◆ What you are asked to do ◆
This task is to restate all of the entries exactly.

◆ Data ◆
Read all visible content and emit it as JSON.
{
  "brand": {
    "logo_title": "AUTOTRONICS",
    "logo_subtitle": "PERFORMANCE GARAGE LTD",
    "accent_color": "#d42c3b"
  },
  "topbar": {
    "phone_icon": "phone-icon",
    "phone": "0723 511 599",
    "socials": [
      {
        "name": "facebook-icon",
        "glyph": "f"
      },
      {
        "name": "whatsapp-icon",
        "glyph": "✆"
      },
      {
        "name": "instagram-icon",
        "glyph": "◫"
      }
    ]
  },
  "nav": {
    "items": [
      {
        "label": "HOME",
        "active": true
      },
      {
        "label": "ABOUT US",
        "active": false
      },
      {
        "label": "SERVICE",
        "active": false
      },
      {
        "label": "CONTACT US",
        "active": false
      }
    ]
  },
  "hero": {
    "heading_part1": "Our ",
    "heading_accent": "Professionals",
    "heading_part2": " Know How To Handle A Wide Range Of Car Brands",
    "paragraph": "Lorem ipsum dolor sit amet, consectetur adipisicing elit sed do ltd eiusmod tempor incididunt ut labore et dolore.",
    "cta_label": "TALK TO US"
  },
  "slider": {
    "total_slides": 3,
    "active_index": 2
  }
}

◆ Reply ◆
Read all visible content and emit it as JSON.
{
  "brand": {
    "logo_title": "AUTOTRONICS",
    "logo_subtitle": "PERFORMANCE GARAGE LTD",
    "accent_color": "#d42c3b"
  },
  "topbar": {
    "phone_icon": "phone-icon",
    "phone": "0723 511 599",
    "socials": [
      {
        "name": "facebook-icon",
        "glyph": "f"
      },
      {
        "name": "whatsapp-icon",
        "glyph": "✆"
      },
      {
        "name": "instagram-icon",
        "glyph": "◫"
      }
    ]
  },
  "nav": {
    "items": [
      {
        "label": "HOME",
        "active": true
      },
      {
        "label": "ABOUT US",
        "active": false
      },
      {
        "label": "SERVICE",
        "active": false
      },
      {
        "label": "CONTACT US",
        "active": false
      }
    ]
  },
  "hero": {
    "heading_part1": "Our ",
    "heading_accent": "Professionals",
    "heading_part2": " Know How To Handle A Wide Range Of Car Brands",
    "paragraph": "Lorem ipsum dolor sit amet, consectetur adipisicing elit sed do ltd eiusmod tempor incididunt ut labore et dolore.",
    "cta_label": "TALK TO US"
  },
  "slider": {
    "total_slides": 3,
    "active_index": 2
  }
}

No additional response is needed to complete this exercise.